Start of RECORDS TO PROCESS
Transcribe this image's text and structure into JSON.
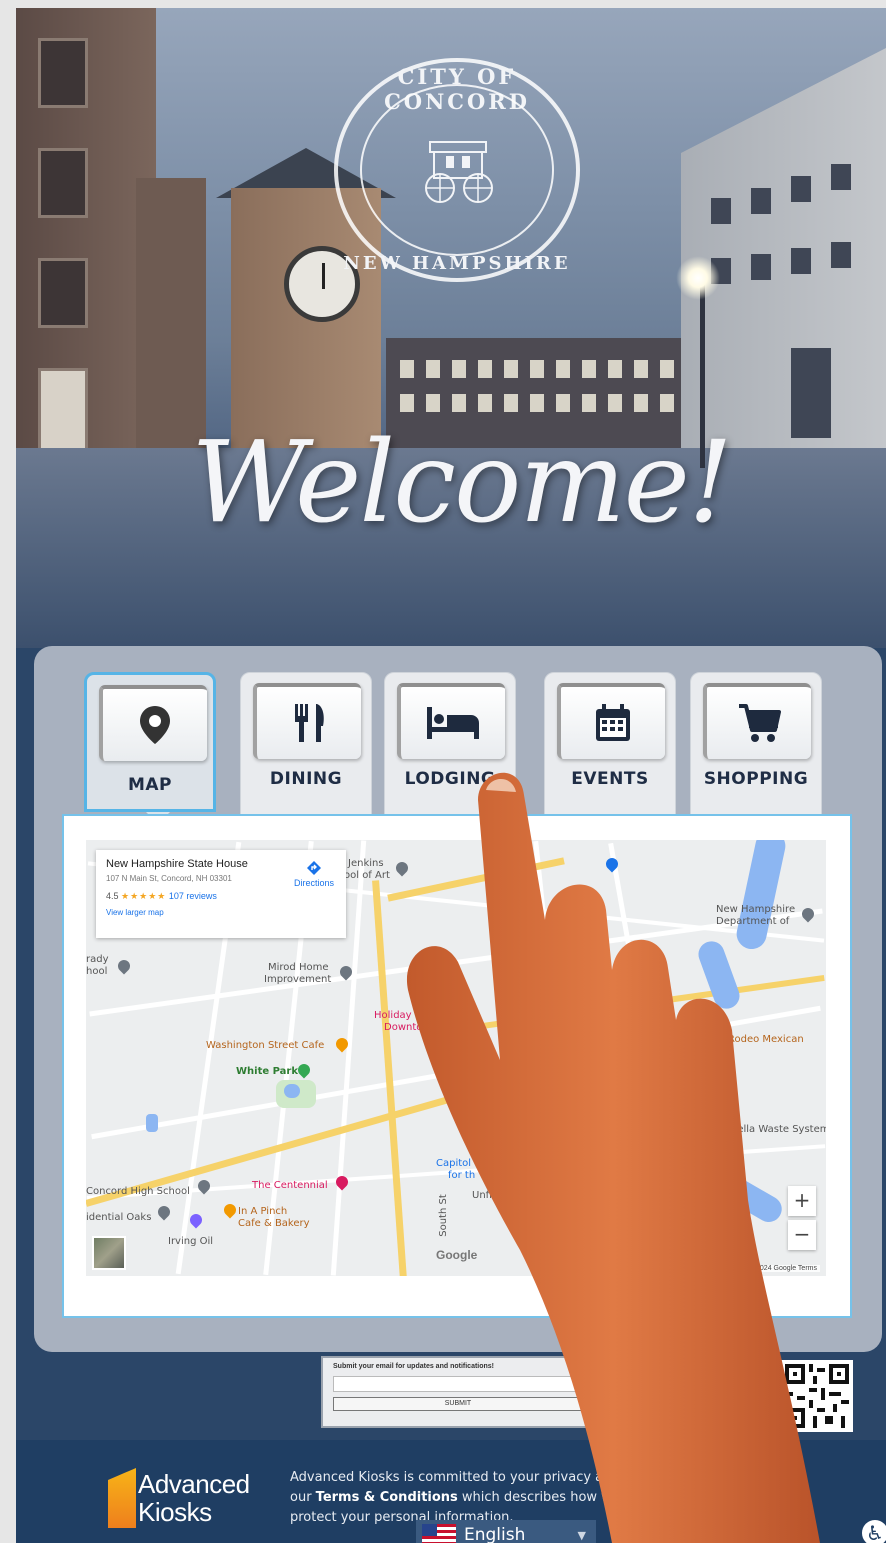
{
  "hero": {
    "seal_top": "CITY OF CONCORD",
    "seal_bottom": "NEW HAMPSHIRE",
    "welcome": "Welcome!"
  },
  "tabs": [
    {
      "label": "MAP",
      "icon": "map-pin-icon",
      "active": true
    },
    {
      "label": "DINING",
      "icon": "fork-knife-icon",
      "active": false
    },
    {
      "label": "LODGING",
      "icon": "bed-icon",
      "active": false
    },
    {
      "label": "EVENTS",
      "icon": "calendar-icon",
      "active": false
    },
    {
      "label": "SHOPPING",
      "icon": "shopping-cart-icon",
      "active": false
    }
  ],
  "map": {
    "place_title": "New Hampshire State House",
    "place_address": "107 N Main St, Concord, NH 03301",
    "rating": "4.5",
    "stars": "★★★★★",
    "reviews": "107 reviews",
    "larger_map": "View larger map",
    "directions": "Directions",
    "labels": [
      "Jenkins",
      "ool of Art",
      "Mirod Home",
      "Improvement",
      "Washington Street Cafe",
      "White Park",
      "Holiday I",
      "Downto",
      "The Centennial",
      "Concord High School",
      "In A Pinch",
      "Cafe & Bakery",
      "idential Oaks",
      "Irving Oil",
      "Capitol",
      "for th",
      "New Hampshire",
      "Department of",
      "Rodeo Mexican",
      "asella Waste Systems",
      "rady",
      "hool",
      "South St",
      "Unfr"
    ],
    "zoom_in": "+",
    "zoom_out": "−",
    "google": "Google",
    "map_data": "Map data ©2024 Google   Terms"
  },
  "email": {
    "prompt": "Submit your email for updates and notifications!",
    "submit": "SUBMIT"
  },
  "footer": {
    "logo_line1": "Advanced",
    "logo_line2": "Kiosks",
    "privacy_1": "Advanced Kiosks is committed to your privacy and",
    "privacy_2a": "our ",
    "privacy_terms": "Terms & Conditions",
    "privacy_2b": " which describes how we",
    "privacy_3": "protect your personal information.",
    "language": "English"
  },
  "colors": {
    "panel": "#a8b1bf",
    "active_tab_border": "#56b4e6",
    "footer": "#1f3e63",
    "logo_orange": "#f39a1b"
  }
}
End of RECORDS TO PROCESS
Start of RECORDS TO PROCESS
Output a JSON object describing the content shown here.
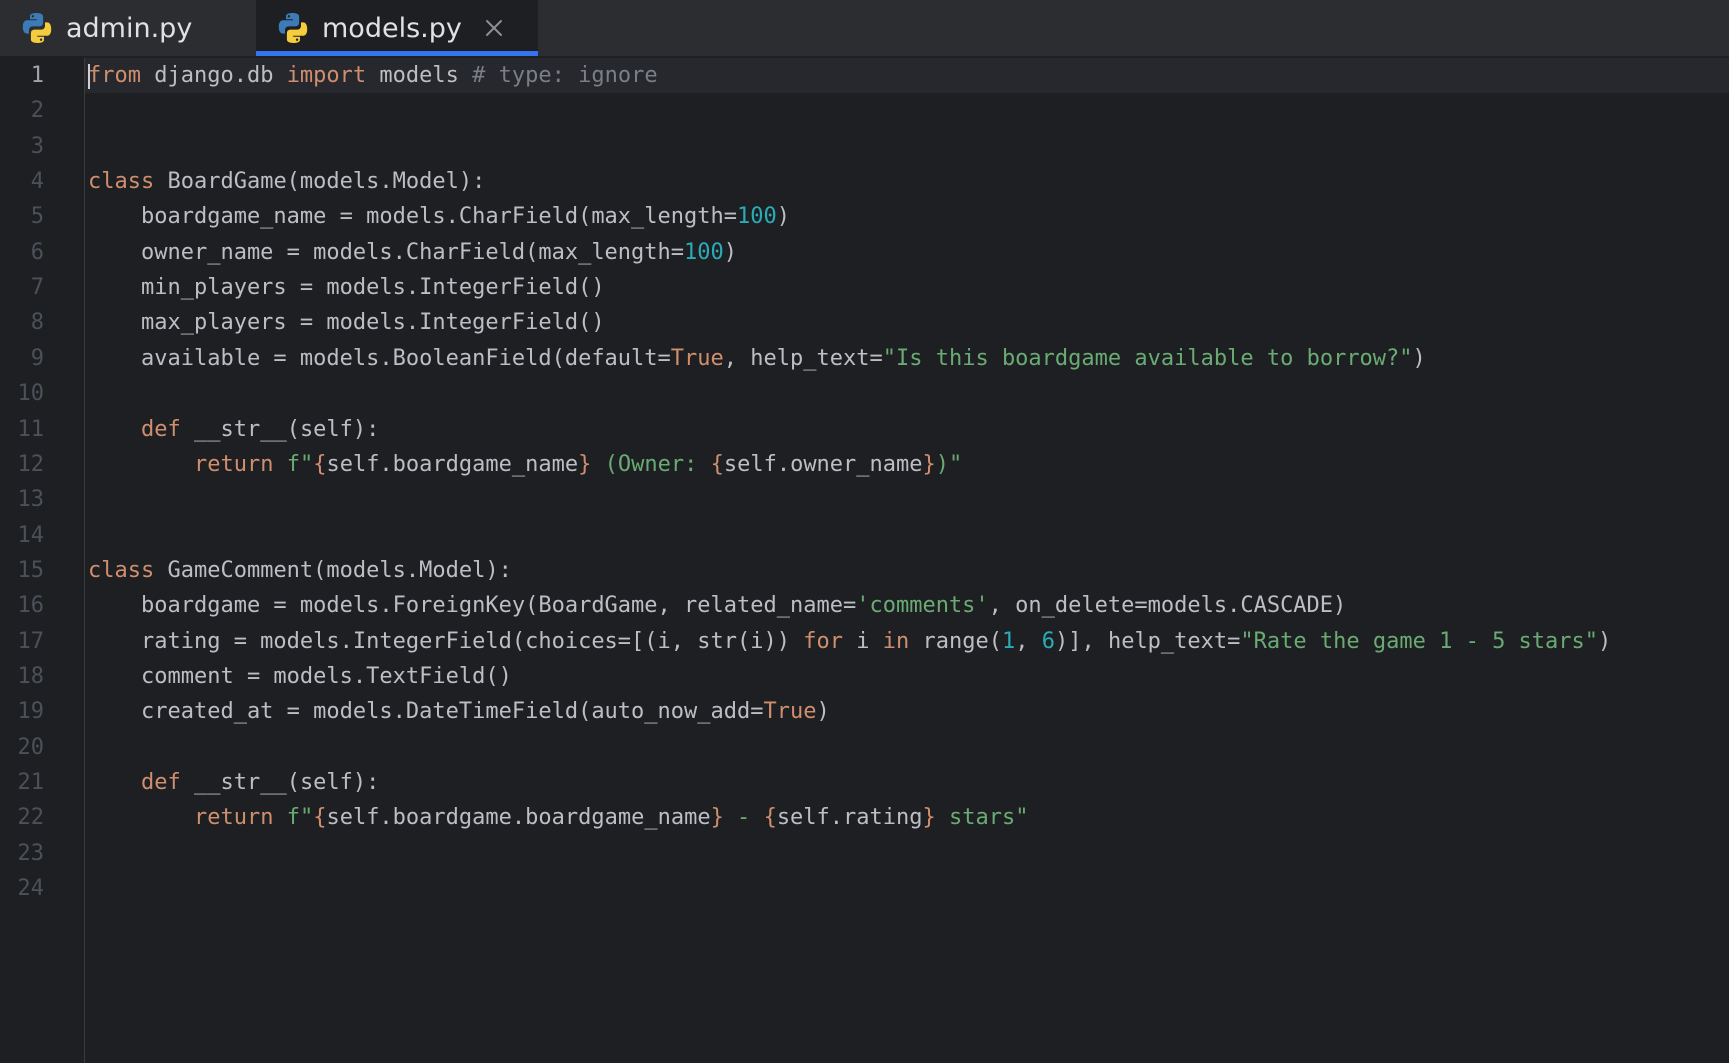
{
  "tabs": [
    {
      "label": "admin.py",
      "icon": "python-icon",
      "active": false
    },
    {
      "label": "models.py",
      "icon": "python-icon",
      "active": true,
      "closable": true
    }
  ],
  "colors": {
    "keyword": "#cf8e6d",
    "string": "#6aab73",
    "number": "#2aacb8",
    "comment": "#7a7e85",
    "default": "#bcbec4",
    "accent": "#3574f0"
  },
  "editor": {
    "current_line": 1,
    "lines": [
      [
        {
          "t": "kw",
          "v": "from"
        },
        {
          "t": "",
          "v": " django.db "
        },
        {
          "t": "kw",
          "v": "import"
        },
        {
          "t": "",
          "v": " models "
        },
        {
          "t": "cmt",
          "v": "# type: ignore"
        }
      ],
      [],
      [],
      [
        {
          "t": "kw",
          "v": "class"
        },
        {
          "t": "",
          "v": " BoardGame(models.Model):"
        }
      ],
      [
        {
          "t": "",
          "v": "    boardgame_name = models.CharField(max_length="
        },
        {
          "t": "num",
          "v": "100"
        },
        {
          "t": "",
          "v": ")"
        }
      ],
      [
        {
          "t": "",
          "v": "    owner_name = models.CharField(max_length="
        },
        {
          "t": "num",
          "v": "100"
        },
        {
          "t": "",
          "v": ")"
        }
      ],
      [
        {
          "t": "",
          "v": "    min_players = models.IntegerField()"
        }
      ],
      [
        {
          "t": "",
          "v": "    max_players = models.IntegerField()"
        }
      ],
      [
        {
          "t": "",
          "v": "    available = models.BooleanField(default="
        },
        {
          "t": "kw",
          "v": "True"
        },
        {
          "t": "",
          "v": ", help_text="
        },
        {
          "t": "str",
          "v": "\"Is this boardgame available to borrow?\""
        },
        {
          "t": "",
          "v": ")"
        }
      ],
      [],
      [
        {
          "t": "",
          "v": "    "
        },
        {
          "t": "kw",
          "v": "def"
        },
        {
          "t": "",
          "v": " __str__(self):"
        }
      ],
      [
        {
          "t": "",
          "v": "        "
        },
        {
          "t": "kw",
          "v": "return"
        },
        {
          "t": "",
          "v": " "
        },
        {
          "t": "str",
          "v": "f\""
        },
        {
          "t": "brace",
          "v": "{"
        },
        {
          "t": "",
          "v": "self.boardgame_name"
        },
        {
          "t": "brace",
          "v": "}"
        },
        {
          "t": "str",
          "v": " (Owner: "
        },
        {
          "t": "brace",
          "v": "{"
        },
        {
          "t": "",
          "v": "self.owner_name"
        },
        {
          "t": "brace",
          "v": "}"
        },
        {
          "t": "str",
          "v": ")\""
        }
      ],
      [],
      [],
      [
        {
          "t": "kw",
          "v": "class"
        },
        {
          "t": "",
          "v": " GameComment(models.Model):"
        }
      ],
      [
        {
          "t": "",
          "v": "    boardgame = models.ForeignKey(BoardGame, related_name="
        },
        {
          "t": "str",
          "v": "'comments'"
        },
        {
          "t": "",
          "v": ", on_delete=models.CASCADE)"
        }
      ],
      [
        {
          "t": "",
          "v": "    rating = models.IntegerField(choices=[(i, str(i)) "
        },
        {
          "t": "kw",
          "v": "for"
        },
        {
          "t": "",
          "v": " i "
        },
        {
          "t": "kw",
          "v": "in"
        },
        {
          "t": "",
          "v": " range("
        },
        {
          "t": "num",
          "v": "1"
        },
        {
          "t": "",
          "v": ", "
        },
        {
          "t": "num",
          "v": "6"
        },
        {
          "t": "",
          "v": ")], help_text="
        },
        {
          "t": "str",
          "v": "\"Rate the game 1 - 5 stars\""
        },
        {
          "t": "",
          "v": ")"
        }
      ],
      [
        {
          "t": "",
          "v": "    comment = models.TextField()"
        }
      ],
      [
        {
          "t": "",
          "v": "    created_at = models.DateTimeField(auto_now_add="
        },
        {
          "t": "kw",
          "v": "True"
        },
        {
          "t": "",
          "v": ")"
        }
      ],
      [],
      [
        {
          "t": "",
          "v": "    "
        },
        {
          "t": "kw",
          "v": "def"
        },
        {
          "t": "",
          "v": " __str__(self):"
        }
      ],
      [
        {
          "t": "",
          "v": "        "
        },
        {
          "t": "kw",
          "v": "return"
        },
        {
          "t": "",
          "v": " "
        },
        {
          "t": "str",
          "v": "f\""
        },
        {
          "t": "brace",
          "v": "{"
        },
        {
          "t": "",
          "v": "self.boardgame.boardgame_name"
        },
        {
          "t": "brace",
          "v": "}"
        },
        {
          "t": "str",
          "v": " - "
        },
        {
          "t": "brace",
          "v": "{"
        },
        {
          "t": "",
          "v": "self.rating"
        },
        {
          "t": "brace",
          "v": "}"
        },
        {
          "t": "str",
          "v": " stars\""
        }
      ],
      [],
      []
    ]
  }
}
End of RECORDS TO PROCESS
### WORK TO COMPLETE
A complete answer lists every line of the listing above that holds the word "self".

### EXERCISE RESPONSE
          "v": " __str__(self):"
          "v": "self.boardgame_name"
          "v": "self.owner_name"
          "v": " __str__(self):"
          "v": "self.boardgame.boardgame_name"
          "v": "self.rating"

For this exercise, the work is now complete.